• _INPUT MATERIAL_:

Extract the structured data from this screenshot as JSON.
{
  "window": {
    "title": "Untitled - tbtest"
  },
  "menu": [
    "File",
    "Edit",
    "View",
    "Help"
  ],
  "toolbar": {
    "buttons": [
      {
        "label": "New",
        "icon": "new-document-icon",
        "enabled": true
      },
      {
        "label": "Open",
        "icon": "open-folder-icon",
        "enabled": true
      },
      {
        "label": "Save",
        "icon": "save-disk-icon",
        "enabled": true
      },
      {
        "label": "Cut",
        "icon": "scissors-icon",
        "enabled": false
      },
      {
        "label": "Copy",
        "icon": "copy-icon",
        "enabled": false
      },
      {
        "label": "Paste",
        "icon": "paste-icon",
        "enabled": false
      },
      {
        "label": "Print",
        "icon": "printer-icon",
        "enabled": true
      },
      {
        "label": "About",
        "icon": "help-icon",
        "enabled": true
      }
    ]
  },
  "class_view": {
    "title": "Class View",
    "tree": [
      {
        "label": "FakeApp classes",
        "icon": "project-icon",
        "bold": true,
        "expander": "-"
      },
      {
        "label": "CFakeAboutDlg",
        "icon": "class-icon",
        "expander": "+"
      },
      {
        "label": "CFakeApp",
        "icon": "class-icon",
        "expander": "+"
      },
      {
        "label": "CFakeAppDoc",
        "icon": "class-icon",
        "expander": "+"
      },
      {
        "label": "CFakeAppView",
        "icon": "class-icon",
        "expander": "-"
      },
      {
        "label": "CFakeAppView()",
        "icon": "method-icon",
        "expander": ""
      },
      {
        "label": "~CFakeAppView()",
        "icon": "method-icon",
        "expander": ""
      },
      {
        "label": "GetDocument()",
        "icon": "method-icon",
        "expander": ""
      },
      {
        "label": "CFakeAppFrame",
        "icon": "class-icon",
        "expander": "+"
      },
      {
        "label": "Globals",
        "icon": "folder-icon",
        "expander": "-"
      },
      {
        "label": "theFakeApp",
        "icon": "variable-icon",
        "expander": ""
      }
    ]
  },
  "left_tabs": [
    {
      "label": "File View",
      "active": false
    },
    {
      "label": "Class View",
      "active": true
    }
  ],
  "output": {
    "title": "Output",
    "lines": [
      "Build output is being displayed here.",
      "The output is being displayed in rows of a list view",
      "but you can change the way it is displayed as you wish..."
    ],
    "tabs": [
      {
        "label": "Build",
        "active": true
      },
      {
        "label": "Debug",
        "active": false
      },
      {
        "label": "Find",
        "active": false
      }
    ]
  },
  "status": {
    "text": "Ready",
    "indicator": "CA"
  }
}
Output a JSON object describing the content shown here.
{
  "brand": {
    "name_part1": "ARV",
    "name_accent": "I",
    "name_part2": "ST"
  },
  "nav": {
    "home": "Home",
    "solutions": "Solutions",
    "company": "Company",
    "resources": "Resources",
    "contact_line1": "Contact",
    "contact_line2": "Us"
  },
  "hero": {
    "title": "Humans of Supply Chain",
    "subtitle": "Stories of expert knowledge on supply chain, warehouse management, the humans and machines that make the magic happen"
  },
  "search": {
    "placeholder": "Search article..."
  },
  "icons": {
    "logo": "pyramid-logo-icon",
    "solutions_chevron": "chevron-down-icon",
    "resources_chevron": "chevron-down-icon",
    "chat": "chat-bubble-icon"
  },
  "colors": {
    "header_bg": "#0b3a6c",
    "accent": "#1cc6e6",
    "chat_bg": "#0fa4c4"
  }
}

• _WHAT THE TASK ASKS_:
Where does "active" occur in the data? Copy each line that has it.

• _ANSWER AREA_:
      "active": false
      "active": true
        "active": true
        "active": false
        "active": false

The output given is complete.